We all love a bargain; the January sales, those ‘two for one’ supermarket deals and the crowded cut-price fashion outlets bear testimony to this fact. Let’s face it, they would not be popular staples of our consumer experience if we did not. However, the saying ‘Buy Cheap, Buy Twice’ couldn’t ring more true in the world of aesthetics and here’s why.
The delight of snapping up last season’s designer heels at a fraction of their original price can immediately light up a face – but what if we’re considering aesthetic treatments to achieve a similar glow?
When it comes to seeking a practitioner to ignite our looks, the price tag should never be a major factor. Here’s why… Rogue cosmetic practitioners who offer cheap procedures often compromise on equipment, on the products they us, their premises or even on their on-going training. Cut price can mean cutting corners, so be wary of the quality of the treatment they provide.
Quality care is paramount to ensuring safe and predictable outcomes and those cosmetic results you desire and, whilst cost is a consideration, it should never be a deal breaker when hunting for treatments and the practitioner to administer them.
Latterly, there has been much publicity about cases of botched Botox and failed filler procedures – with shocking images of the results, often thanks to poor practice. Additionally, whilst these aesthetic treatments are non-surgical, they are never without risk and opting for cheap procedures at the hands of someone not medically trained is never a wise move.
Side effects can include allergic reactions, such as itching, a rash, shortness of breath, sickness and difficulty swallowing. Reactions can involve profuse bleeding, pain, muscle weakness, redness, swelling and bruising and, although it is very rare, there have also been reports of anaphylactic shock due to a severe allergic reaction.
Any good medical practitioner will explain the risks and be trained (and the equipment) to respond efficiently in any medical emergency.
If your chosen practitioner is not offering treatment in a clinical setting, then think again.
Any good medical practitioner will always offer a consultation before committing to the treatment and should also have experience in administering the treatment and be able to demonstrate excellent results.
Rather alarmingly, non-surgical treatments, such as Botox and dermal fillers, can be administered by anyone – regardless of their training or experience.

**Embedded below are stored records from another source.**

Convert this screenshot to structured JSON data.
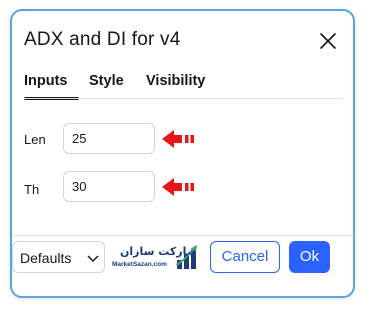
{
  "dialog": {
    "title": "ADX and DI for v4",
    "close_icon": "close-icon"
  },
  "tabs": [
    {
      "label": "Inputs",
      "active": true
    },
    {
      "label": "Style",
      "active": false
    },
    {
      "label": "Visibility",
      "active": false
    }
  ],
  "inputs": [
    {
      "label": "Len",
      "value": "25"
    },
    {
      "label": "Th",
      "value": "30"
    }
  ],
  "annotations": {
    "arrow_icon": "red-arrow-left-icon",
    "arrow_color": "#e8141b"
  },
  "footer": {
    "defaults_select": {
      "selected": "Defaults",
      "icon": "chevron-down-icon"
    },
    "watermark": {
      "text_fa": "مارکت سازان",
      "text_en": "MarketSazan.com"
    },
    "cancel_label": "Cancel",
    "ok_label": "Ok"
  },
  "colors": {
    "accent": "#2962ff",
    "border": "#5aa6d8",
    "text": "#131722",
    "arrow": "#e8141b"
  }
}
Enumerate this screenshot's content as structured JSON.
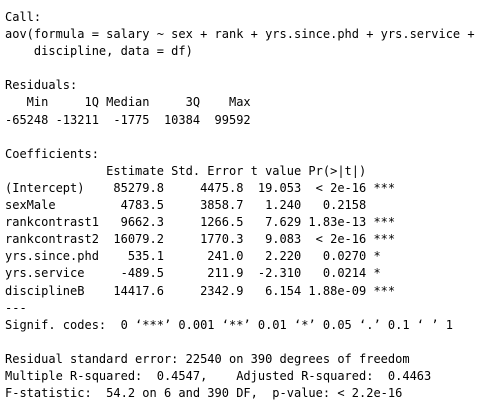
{
  "console": {
    "lines": [
      "Call:",
      "aov(formula = salary ~ sex + rank + yrs.since.phd + yrs.service +",
      "    discipline, data = df)",
      "",
      "Residuals:",
      "   Min     1Q Median     3Q    Max",
      "-65248 -13211  -1775  10384  99592",
      "",
      "Coefficients:",
      "              Estimate Std. Error t value Pr(>|t|)    ",
      "(Intercept)    85279.8     4475.8  19.053  < 2e-16 ***",
      "sexMale         4783.5     3858.7   1.240   0.2158    ",
      "rankcontrast1   9662.3     1266.5   7.629 1.83e-13 ***",
      "rankcontrast2  16079.2     1770.3   9.083  < 2e-16 ***",
      "yrs.since.phd    535.1      241.0   2.220   0.0270 *  ",
      "yrs.service     -489.5      211.9  -2.310   0.0214 *  ",
      "disciplineB    14417.6     2342.9   6.154 1.88e-09 ***",
      "---",
      "Signif. codes:  0 ‘***’ 0.001 ‘**’ 0.01 ‘*’ 0.05 ‘.’ 0.1 ‘ ’ 1",
      "",
      "Residual standard error: 22540 on 390 degrees of freedom",
      "Multiple R-squared:  0.4547,    Adjusted R-squared:  0.4463 ",
      "F-statistic:  54.2 on 6 and 390 DF,  p-value: < 2.2e-16"
    ]
  }
}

And, whilst Botox is a prescription-only medicine, which means it can only be prescribed by a doctor, dentist, prescribing pharmacist or nurse and in a specific patients name, dermal fillers currently require no prescription.
In effect, this means they can legally be dispensed and carried out by anyone without any need for qualifications or professional registration.

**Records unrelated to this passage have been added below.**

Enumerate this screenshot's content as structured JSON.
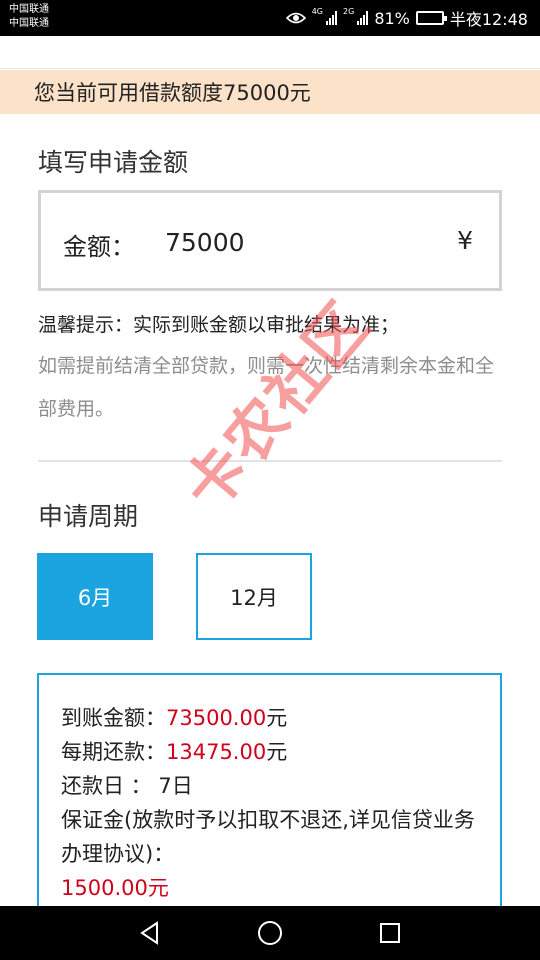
{
  "status_bar": {
    "carrier_1": "中国联通",
    "carrier_2": "中国联通",
    "sim1_network": "4G",
    "sim2_network": "2G",
    "battery_percent": "81%",
    "battery_level": 0.81,
    "time": "半夜12:48"
  },
  "banner": {
    "text": "您当前可用借款额度75000元"
  },
  "amount_section": {
    "title": "填写申请金额",
    "label": "金额：",
    "value": "75000",
    "currency": "¥"
  },
  "tips": {
    "line1": "温馨提示：实际到账金额以审批结果为准；",
    "line2": "如需提前结清全部贷款，则需一次性结清剩余本金和全部费用。"
  },
  "period_section": {
    "title": "申请周期",
    "options": [
      {
        "label": "6月",
        "selected": true
      },
      {
        "label": "12月",
        "selected": false
      }
    ]
  },
  "result": {
    "received_label": "到账金额：",
    "received_value": "73500.00",
    "received_unit": "元",
    "installment_label": "每期还款：",
    "installment_value": "13475.00",
    "installment_unit": "元",
    "repay_day_label": "还款日 ：",
    "repay_day_value": "7日",
    "deposit_label": "保证金(放款时予以扣取不退还,详见信贷业务办理协议)：",
    "deposit_value": "1500.00",
    "deposit_unit": "元"
  },
  "watermark": "卡农社区",
  "colors": {
    "accent": "#1ba4e0",
    "banner_bg": "#fbe2c8",
    "highlight_red": "#d0021b"
  },
  "icons": {
    "eye": "eye-icon",
    "signal": "signal-icon",
    "battery": "battery-icon",
    "back": "back-icon",
    "home": "home-icon",
    "recent": "recent-apps-icon"
  }
}
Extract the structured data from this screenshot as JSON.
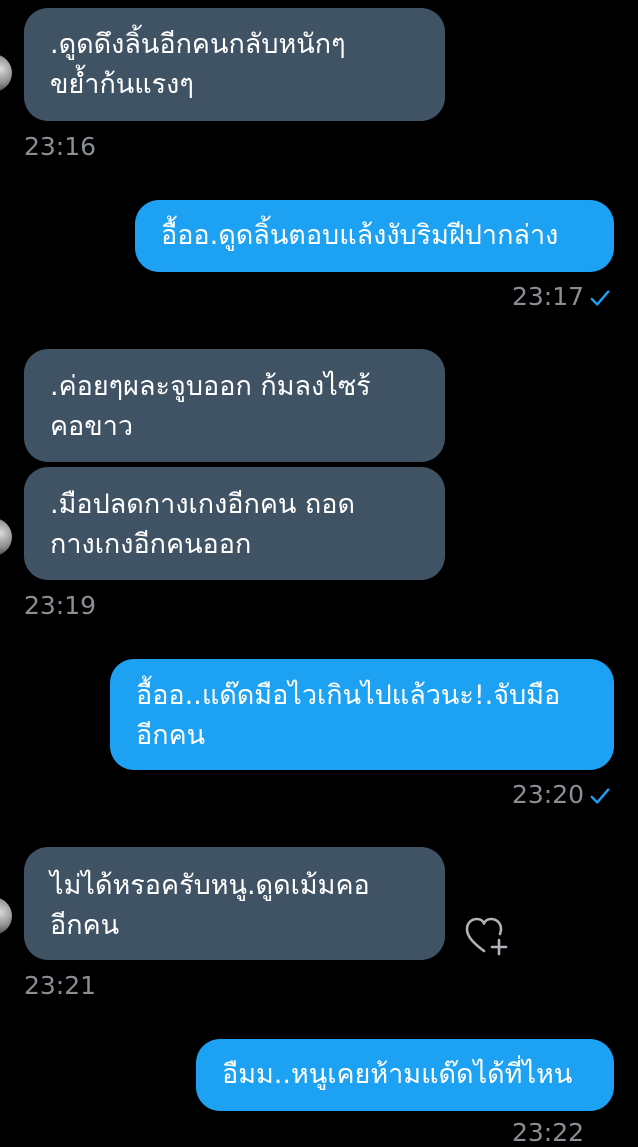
{
  "colors": {
    "background": "#000000",
    "incoming_bubble": "#3f5364",
    "outgoing_bubble": "#1da1f2",
    "timestamp": "#8a8f95",
    "read_check": "#1da1f2"
  },
  "messages": [
    {
      "direction": "incoming",
      "lines": [
        ".ดูดดึงลิ้นอีกคนกลับหนักๆ",
        "ขย้ำก้นแรงๆ"
      ],
      "time": "23:16",
      "avatar": "avatar"
    },
    {
      "direction": "outgoing",
      "lines": [
        "อื้ออ.ดูดลิ้นตอบแล้งงับริมฝีปากล่าง"
      ],
      "time": "23:17",
      "status_icon": "check-icon"
    },
    {
      "direction": "incoming",
      "lines": [
        ".ค่อยๆผละจูบออก ก้มลงไซร้",
        "คอขาว"
      ]
    },
    {
      "direction": "incoming",
      "lines": [
        ".มือปลดกางเกงอีกคน ถอด",
        "กางเกงอีกคนออก"
      ],
      "time": "23:19",
      "avatar": "avatar"
    },
    {
      "direction": "outgoing",
      "lines": [
        "อื้ออ..แด๊ดมือไวเกินไปแล้วนะ!.จับมือ",
        "อีกคน"
      ],
      "time": "23:20",
      "status_icon": "check-icon"
    },
    {
      "direction": "incoming",
      "lines": [
        "ไม่ได้หรอครับหนู.ดูดเม้มคอ",
        "อีกคน"
      ],
      "time": "23:21",
      "avatar": "avatar",
      "reaction_icon": "heart-plus-icon"
    },
    {
      "direction": "outgoing",
      "lines": [
        "อืมม..หนูเคยห้ามแด๊ดได้ที่ไหน"
      ],
      "time": "23:22"
    }
  ]
}
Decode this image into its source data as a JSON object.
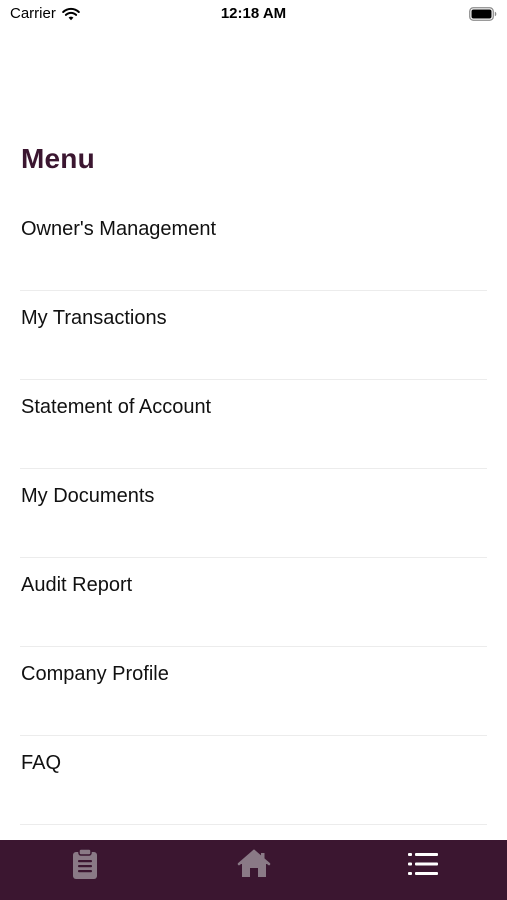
{
  "status_bar": {
    "carrier": "Carrier",
    "time": "12:18 AM"
  },
  "menu": {
    "title": "Menu",
    "items": [
      {
        "label": "Owner's Management"
      },
      {
        "label": "My Transactions"
      },
      {
        "label": "Statement of Account"
      },
      {
        "label": "My Documents"
      },
      {
        "label": "Audit Report"
      },
      {
        "label": "Company Profile"
      },
      {
        "label": "FAQ"
      }
    ]
  },
  "tab_bar": {
    "background_color": "#3b1630",
    "inactive_icon_color": "#8a7a86",
    "active_icon_color": "#ffffff",
    "tabs": [
      {
        "icon": "clipboard-icon",
        "active": false
      },
      {
        "icon": "home-icon",
        "active": false
      },
      {
        "icon": "list-icon",
        "active": true
      }
    ]
  },
  "colors": {
    "title": "#3b1630",
    "divider": "#ececec"
  }
}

Therefore, do choose someone who is trusted and who you feel best understands your needs as well as uses recognised and evidence-based products.
Save Face is a government-approved register that we are extremely proud to be listed with ‘excellence’ rating. The register offers an online impartial guide to the best non-surgical cosmetic practitioners.
It also offers an accreditation scheme for cosmetic clinics for whom your safety is paramount, so do look out online for a clinic with the Save Face kitemark – it provides reassurance that the practitioner is a licensed prescriber who takes non-surgical procedures seriously.
You should always be given a medical health background questionnaire, consent forms, pricing and information about the treatments the clinic is offering upfront. There should be no costly surprises.
The medical practitioner you see should want to provide you with natural results and so anyone trying to encourage you to have more treatments than you need (even for less money) should be avoided.
Remember, a trusted practitioner will never protest if you require proof of qualifications and experience and will never suggest you share vials with a friend as a cost-cutting measure. Sharing needles is a serious health hazard and can spread blood-borne diseases like HIV and hepatitis C.
So, whilst it may be tempting to go to the cheapest clinic you can find or even try a DIY procedure at home, we strongly recommend you do not do this. You will be jeopardising not only your appearance but your health as well.
Cheap aesthetic treatments come at a price so never take an unnecessary risk with your health or appearance. Buy cheap, buy twice isn’t just about the money you spend. More often than not, the cost to your health, looks and wellbeing come at a far greater cost.
For More Expert Advice, Read Our Blog On Enhancing Eyes – Target Rejuvenation With Fillers.BACK TO BLOG